When we first meet Anna (Lucy Kaminsky) and Tyler (Eamon Monaghan), their car has broken down on a wintry day in a rural area, and they're bickering about what to do. The thirty-something couple at the center of The Plagiaristsis always squabbling about something, which is part of the joke. This is a cool, ironic movie about people are perpetually uptight and earnest.

The story's fundamental crisis arrives in the second of two chapters, but is sparked by something that happens in the first. Anna is a copy editor and aspiring novelist; Tyler a freelance cameraman and would-be filmmaker. They're broke, so they're relieved when Clip, an older African American man, offers to help. Played by Parliament-Funkadelic vocalist-keyboardist Michael "Clip" Payne, the duo's benefactor provides a place to stay the night and the phone number of a mechanic who works cheap.

Clip's house is modest, but full of wonders and mysteries. A young blond boy is there, playing videogames and skipping the dinner Anna makes; his presence is never explained. Of more interest to Tyler is a closet full of obsolete video gear, including a 1988-vintage camera. (It's just like the one with which cinematographer, editor, and co-writer James N. Kienitz Wilkins shot this low-def, square-format flick.)

While Tyler tinkers, Clip engrosses Anna with tales of his childhood in a remote frozen land. (Not Norway, which is mentioned in passing several times, but Michigan.) His reminiscence culminates in a long, poetic monologue that awes the fledgling author.

About six months later, Anna and Tyler are headed back to the same area to visit their friend Allison (Emily Davis), who's offscreen in the first episode. While Tyler drives, the two quarrel, Anna reads a trendy book, and the radio plays an NPR film review. Then Anna comes to a passage that's very familiar: It's the supposed boyhood memory Clip delivered the night he hosted her and Tyler.

Anna is agitated by the discovery, although Tyler and, later, Allison are less concerned. For Anna, the revelation that Clip's story was not his own seems to throw everything and everyone into doubt. The movie is titled The Plagiarists, after all, not The Plagiarist.

Who's faking what? Well, director Peter Parlow and the screenwriters — Robin Schavoir is the other one — are simulating "mumblecore," that micro-budget indie-film genre characterized by small casts, limited locations, and dialogue that's talky, aimless, and seemingly improvised.

The Plagiarists might be classified as mumblecore, but Kaminsky, Tyler and Payne couldn't have riffed off each other for the simple reason that all three weren't filmed together. Payne's scenes were shot separately, which is why he never appears in the same shot as the other two.

In a sense, this is an essay film.
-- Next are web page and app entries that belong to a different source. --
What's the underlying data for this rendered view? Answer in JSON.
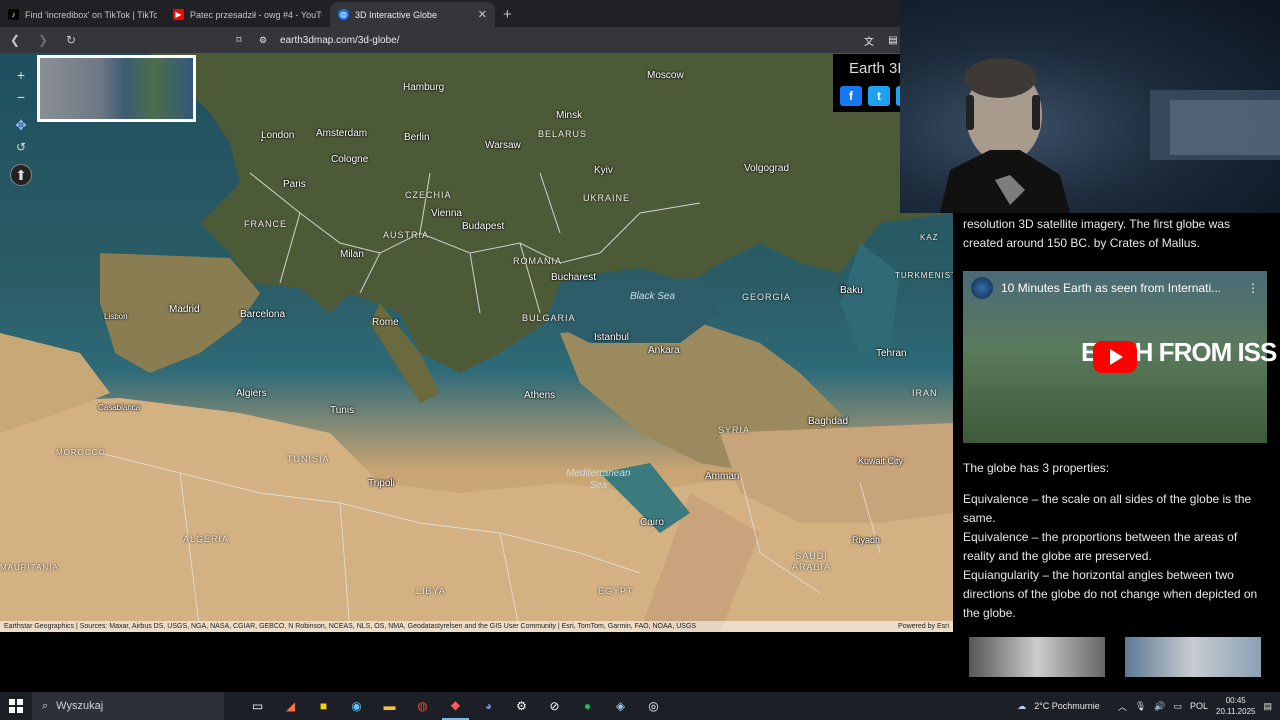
{
  "browser": {
    "tabs": [
      {
        "title": "Find 'incredibox' on TikTok | TikTok Se",
        "icon": "tiktok-icon",
        "active": false
      },
      {
        "title": "Patec przesadził - owg #4 - YouTube",
        "icon": "youtube-icon",
        "active": false
      },
      {
        "title": "3D Interactive Globe",
        "icon": "globe-icon",
        "active": true
      }
    ],
    "url": "earth3dmap.com/3d-globe/"
  },
  "map": {
    "banner_title": "Earth 3D",
    "labels": {
      "london": "London",
      "amsterdam": "Amsterdam",
      "berlin": "Berlin",
      "hamburg": "Hamburg",
      "cologne": "Cologne",
      "paris": "Paris",
      "france": "FRANCE",
      "warsaw": "Warsaw",
      "belarus": "BELARUS",
      "minsk": "Minsk",
      "moscow": "Moscow",
      "kyiv": "Kyiv",
      "ukraine": "UKRAINE",
      "volgograd": "Volgograd",
      "czechia": "CZECHIA",
      "vienna": "Vienna",
      "austria": "AUSTRIA",
      "budapest": "Budapest",
      "milan": "Milan",
      "romania": "ROMANIA",
      "bucharest": "Bucharest",
      "madrid": "Madrid",
      "barcelona": "Barcelona",
      "lisbon": "Lisbon",
      "rome": "Rome",
      "bulgaria": "BULGARIA",
      "istanbul": "Istanbul",
      "black_sea": "Black Sea",
      "georgia": "GEORGIA",
      "baku": "Baku",
      "ankara": "Ankara",
      "tehran": "Tehran",
      "iran": "IRAN",
      "algiers": "Algiers",
      "casablanca": "Casablanca",
      "tunis": "Tunis",
      "tunisia": "TUNISIA",
      "athens": "Athens",
      "syria": "SYRIA",
      "baghdad": "Baghdad",
      "morocco": "MOROCCO",
      "tripoli": "Tripoli",
      "med_sea": "Mediterranean\nSea",
      "amman": "Amman",
      "kuwait": "Kuwait City",
      "algeria": "ALGERIA",
      "cairo": "Cairo",
      "saudi": "SAUDI\nARABIA",
      "riyadh": "Riyadh",
      "libya": "LIBYA",
      "egypt": "EGYPT",
      "mauritania": "MAURITANIA",
      "turkmenistan": "TURKMENISTAN",
      "kazakhstan": "KAZ"
    },
    "attribution": "Earthstar Geographics | Sources: Maxar, Airbus DS, USGS, NGA, NASA, CGIAR, GEBCO, N Robinson, NCEAS, NLS, OS, NMA, Geodatastyrelsen and the GIS User Community | Esri, TomTom, Garmin, FAO, NOAA, USGS",
    "powered": "Powered by Esri"
  },
  "article": {
    "intro": "resolution 3D satellite imagery.  The first globe was created around 150 BC. by Crates of Mallus.",
    "video_title": "10 Minutes Earth as seen from Internati...",
    "video_overlay": "E      H FROM ISS",
    "properties_heading": "The globe has 3 properties:",
    "properties": [
      "Equivalence – the scale on all sides of the globe is the same.",
      "Equivalence – the proportions between the areas of reality and the globe are preserved.",
      "Equiangularity – the horizontal angles between two directions of the globe do not change when depicted on the globe."
    ]
  },
  "taskbar": {
    "search_placeholder": "Wyszukaj",
    "weather": "2°C  Pochmurnie",
    "language": "POL",
    "time": "00:45",
    "date": "20.11.2025"
  }
}
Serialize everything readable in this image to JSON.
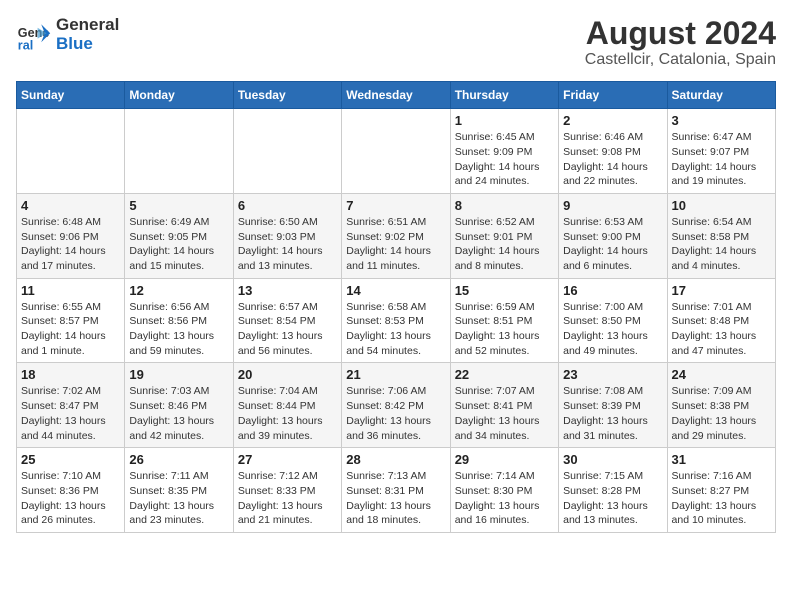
{
  "header": {
    "logo_line1": "General",
    "logo_line2": "Blue",
    "title": "August 2024",
    "subtitle": "Castellcir, Catalonia, Spain"
  },
  "days_of_week": [
    "Sunday",
    "Monday",
    "Tuesday",
    "Wednesday",
    "Thursday",
    "Friday",
    "Saturday"
  ],
  "weeks": [
    [
      {
        "num": "",
        "info": ""
      },
      {
        "num": "",
        "info": ""
      },
      {
        "num": "",
        "info": ""
      },
      {
        "num": "",
        "info": ""
      },
      {
        "num": "1",
        "info": "Sunrise: 6:45 AM\nSunset: 9:09 PM\nDaylight: 14 hours\nand 24 minutes."
      },
      {
        "num": "2",
        "info": "Sunrise: 6:46 AM\nSunset: 9:08 PM\nDaylight: 14 hours\nand 22 minutes."
      },
      {
        "num": "3",
        "info": "Sunrise: 6:47 AM\nSunset: 9:07 PM\nDaylight: 14 hours\nand 19 minutes."
      }
    ],
    [
      {
        "num": "4",
        "info": "Sunrise: 6:48 AM\nSunset: 9:06 PM\nDaylight: 14 hours\nand 17 minutes."
      },
      {
        "num": "5",
        "info": "Sunrise: 6:49 AM\nSunset: 9:05 PM\nDaylight: 14 hours\nand 15 minutes."
      },
      {
        "num": "6",
        "info": "Sunrise: 6:50 AM\nSunset: 9:03 PM\nDaylight: 14 hours\nand 13 minutes."
      },
      {
        "num": "7",
        "info": "Sunrise: 6:51 AM\nSunset: 9:02 PM\nDaylight: 14 hours\nand 11 minutes."
      },
      {
        "num": "8",
        "info": "Sunrise: 6:52 AM\nSunset: 9:01 PM\nDaylight: 14 hours\nand 8 minutes."
      },
      {
        "num": "9",
        "info": "Sunrise: 6:53 AM\nSunset: 9:00 PM\nDaylight: 14 hours\nand 6 minutes."
      },
      {
        "num": "10",
        "info": "Sunrise: 6:54 AM\nSunset: 8:58 PM\nDaylight: 14 hours\nand 4 minutes."
      }
    ],
    [
      {
        "num": "11",
        "info": "Sunrise: 6:55 AM\nSunset: 8:57 PM\nDaylight: 14 hours\nand 1 minute."
      },
      {
        "num": "12",
        "info": "Sunrise: 6:56 AM\nSunset: 8:56 PM\nDaylight: 13 hours\nand 59 minutes."
      },
      {
        "num": "13",
        "info": "Sunrise: 6:57 AM\nSunset: 8:54 PM\nDaylight: 13 hours\nand 56 minutes."
      },
      {
        "num": "14",
        "info": "Sunrise: 6:58 AM\nSunset: 8:53 PM\nDaylight: 13 hours\nand 54 minutes."
      },
      {
        "num": "15",
        "info": "Sunrise: 6:59 AM\nSunset: 8:51 PM\nDaylight: 13 hours\nand 52 minutes."
      },
      {
        "num": "16",
        "info": "Sunrise: 7:00 AM\nSunset: 8:50 PM\nDaylight: 13 hours\nand 49 minutes."
      },
      {
        "num": "17",
        "info": "Sunrise: 7:01 AM\nSunset: 8:48 PM\nDaylight: 13 hours\nand 47 minutes."
      }
    ],
    [
      {
        "num": "18",
        "info": "Sunrise: 7:02 AM\nSunset: 8:47 PM\nDaylight: 13 hours\nand 44 minutes."
      },
      {
        "num": "19",
        "info": "Sunrise: 7:03 AM\nSunset: 8:46 PM\nDaylight: 13 hours\nand 42 minutes."
      },
      {
        "num": "20",
        "info": "Sunrise: 7:04 AM\nSunset: 8:44 PM\nDaylight: 13 hours\nand 39 minutes."
      },
      {
        "num": "21",
        "info": "Sunrise: 7:06 AM\nSunset: 8:42 PM\nDaylight: 13 hours\nand 36 minutes."
      },
      {
        "num": "22",
        "info": "Sunrise: 7:07 AM\nSunset: 8:41 PM\nDaylight: 13 hours\nand 34 minutes."
      },
      {
        "num": "23",
        "info": "Sunrise: 7:08 AM\nSunset: 8:39 PM\nDaylight: 13 hours\nand 31 minutes."
      },
      {
        "num": "24",
        "info": "Sunrise: 7:09 AM\nSunset: 8:38 PM\nDaylight: 13 hours\nand 29 minutes."
      }
    ],
    [
      {
        "num": "25",
        "info": "Sunrise: 7:10 AM\nSunset: 8:36 PM\nDaylight: 13 hours\nand 26 minutes."
      },
      {
        "num": "26",
        "info": "Sunrise: 7:11 AM\nSunset: 8:35 PM\nDaylight: 13 hours\nand 23 minutes."
      },
      {
        "num": "27",
        "info": "Sunrise: 7:12 AM\nSunset: 8:33 PM\nDaylight: 13 hours\nand 21 minutes."
      },
      {
        "num": "28",
        "info": "Sunrise: 7:13 AM\nSunset: 8:31 PM\nDaylight: 13 hours\nand 18 minutes."
      },
      {
        "num": "29",
        "info": "Sunrise: 7:14 AM\nSunset: 8:30 PM\nDaylight: 13 hours\nand 16 minutes."
      },
      {
        "num": "30",
        "info": "Sunrise: 7:15 AM\nSunset: 8:28 PM\nDaylight: 13 hours\nand 13 minutes."
      },
      {
        "num": "31",
        "info": "Sunrise: 7:16 AM\nSunset: 8:27 PM\nDaylight: 13 hours\nand 10 minutes."
      }
    ]
  ]
}
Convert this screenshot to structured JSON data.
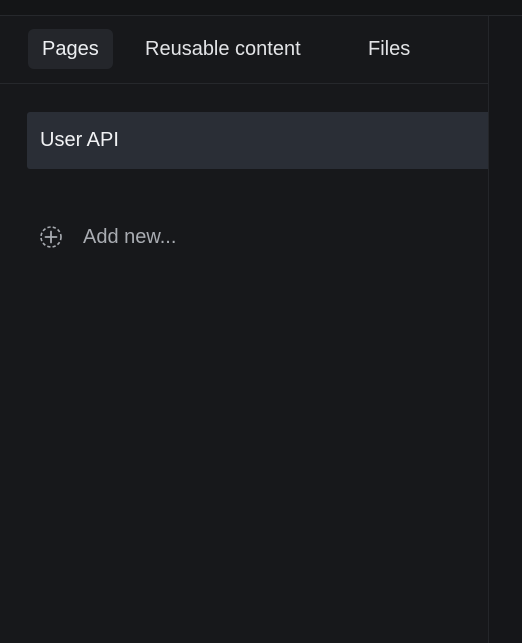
{
  "tabs": [
    {
      "label": "Pages",
      "active": true
    },
    {
      "label": "Reusable content",
      "active": false
    },
    {
      "label": "Files",
      "active": false
    }
  ],
  "pages": [
    {
      "label": "User API",
      "selected": true
    }
  ],
  "add_new": {
    "label": "Add new...",
    "icon": "add-circle-icon"
  },
  "colors": {
    "background": "#17181b",
    "selected_item": "#2a2e36",
    "active_tab": "#24262b",
    "muted_text": "#a9acb2"
  }
}
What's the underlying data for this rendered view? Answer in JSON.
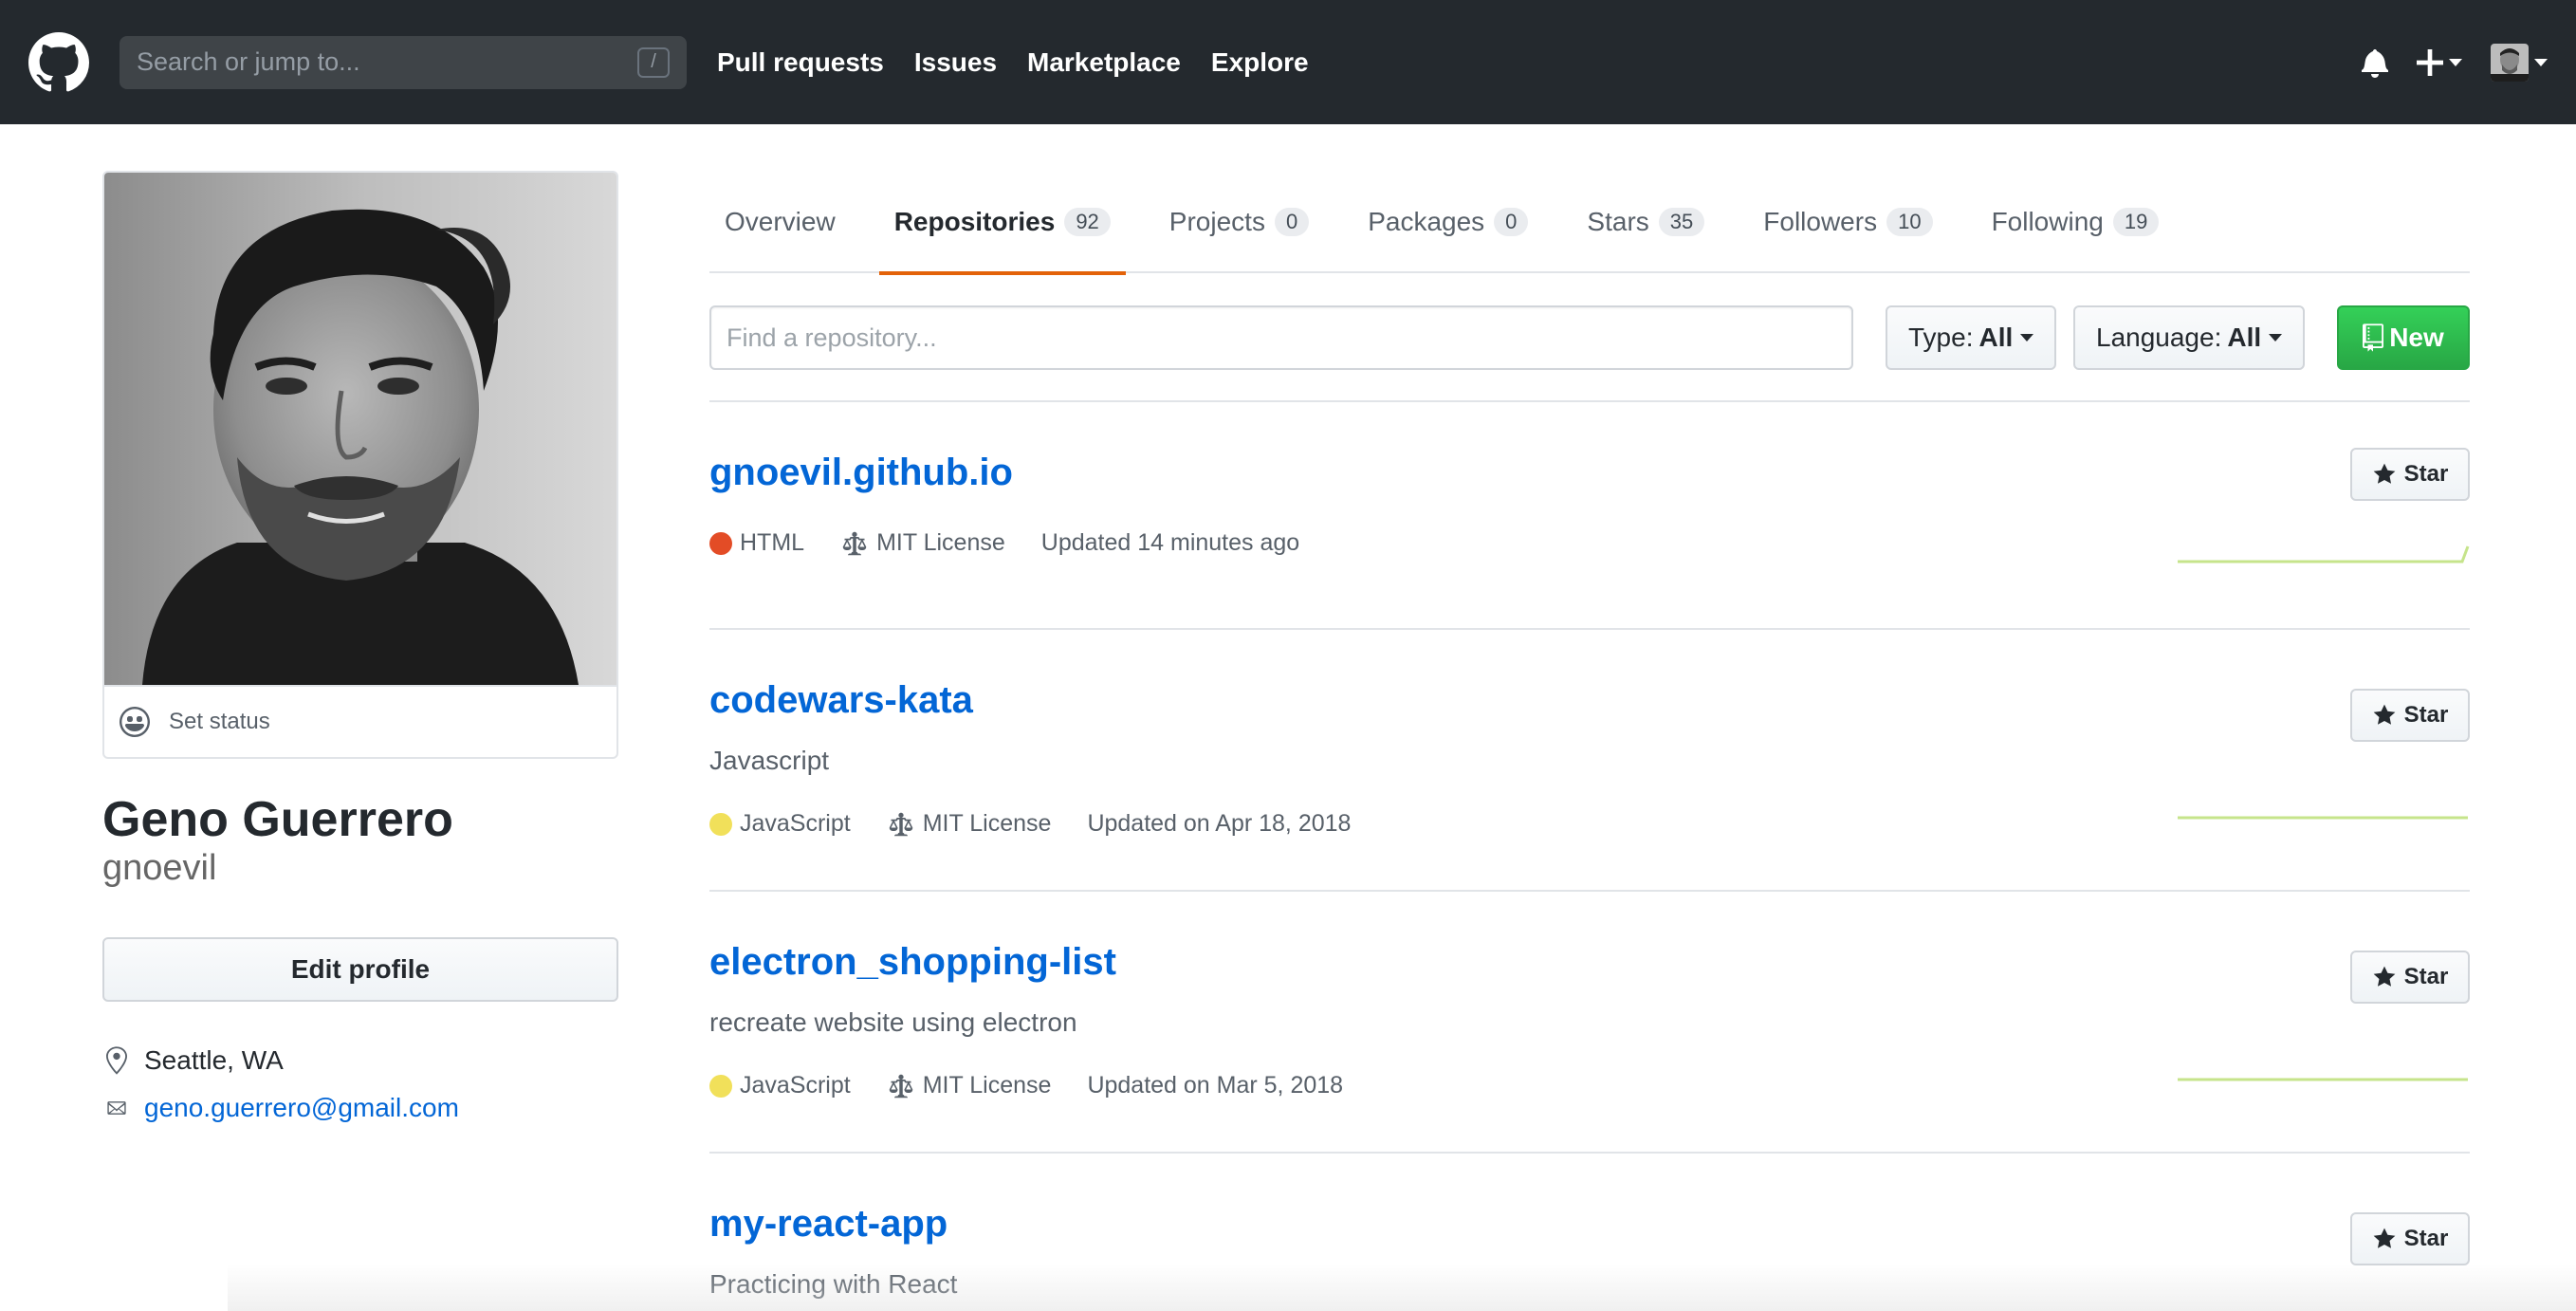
{
  "header": {
    "search_placeholder": "Search or jump to...",
    "search_shortcut": "/",
    "nav": [
      "Pull requests",
      "Issues",
      "Marketplace",
      "Explore"
    ]
  },
  "profile": {
    "set_status": "Set status",
    "fullname": "Geno Guerrero",
    "username": "gnoevil",
    "edit_profile": "Edit profile",
    "location": "Seattle, WA",
    "email": "geno.guerrero@gmail.com"
  },
  "tabs": [
    {
      "label": "Overview",
      "count": ""
    },
    {
      "label": "Repositories",
      "count": "92"
    },
    {
      "label": "Projects",
      "count": "0"
    },
    {
      "label": "Packages",
      "count": "0"
    },
    {
      "label": "Stars",
      "count": "35"
    },
    {
      "label": "Followers",
      "count": "10"
    },
    {
      "label": "Following",
      "count": "19"
    }
  ],
  "filters": {
    "find_placeholder": "Find a repository...",
    "type_label": "Type:",
    "type_value": "All",
    "language_label": "Language:",
    "language_value": "All",
    "new_label": "New"
  },
  "repos": [
    {
      "name": "gnoevil.github.io",
      "description": "",
      "language": "HTML",
      "lang_color": "#e34c26",
      "license": "MIT License",
      "updated": "Updated 14 minutes ago",
      "star": "Star"
    },
    {
      "name": "codewars-kata",
      "description": "Javascript",
      "language": "JavaScript",
      "lang_color": "#f1e05a",
      "license": "MIT License",
      "updated": "Updated on Apr 18, 2018",
      "star": "Star"
    },
    {
      "name": "electron_shopping-list",
      "description": "recreate website using electron",
      "language": "JavaScript",
      "lang_color": "#f1e05a",
      "license": "MIT License",
      "updated": "Updated on Mar 5, 2018",
      "star": "Star"
    },
    {
      "name": "my-react-app",
      "description": "Practicing with React",
      "star": "Star"
    }
  ],
  "colors": {
    "header_bg": "#24292e",
    "link": "#0366d6",
    "active_tab": "#e36209",
    "new_button": "#28a745",
    "sparkline": "#c6e48b"
  }
}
The four principal characters discuss a range of issues, from sperm banks and sex trafficking to Danish filmmaker Lars von Trier's Dogme '95 manifesto and the relative value of cinema and literature. (The last subject is addressed mostly in an epilogue in which one actor speaks but none are glimpsed.) In its end credits, the film footnotes sources for the chatter, and reveals that the score is stock music obtained from a website.

While such Brechtian gambits are intriguing, they'd be more effective if the movie were actually fun to watch. But Anna and Tyler are too querulous to be good company — or, for that matter, a believable couple. And Anna's reaction to Clip's monologue is not plausible, since his rap sounds like what it is: recitation, not conversation. The Plagiarists ponders authenticity, yet its characters and conflicts feel synthetic.

Copyright 2021 NPR. To see more, visit https://www.npr.org.

Mark Jenkins reviews movies for NPR.org, as well as for , which covers the Washington, D.C., film scene with an emphasis on art, foreign and repertory cinema.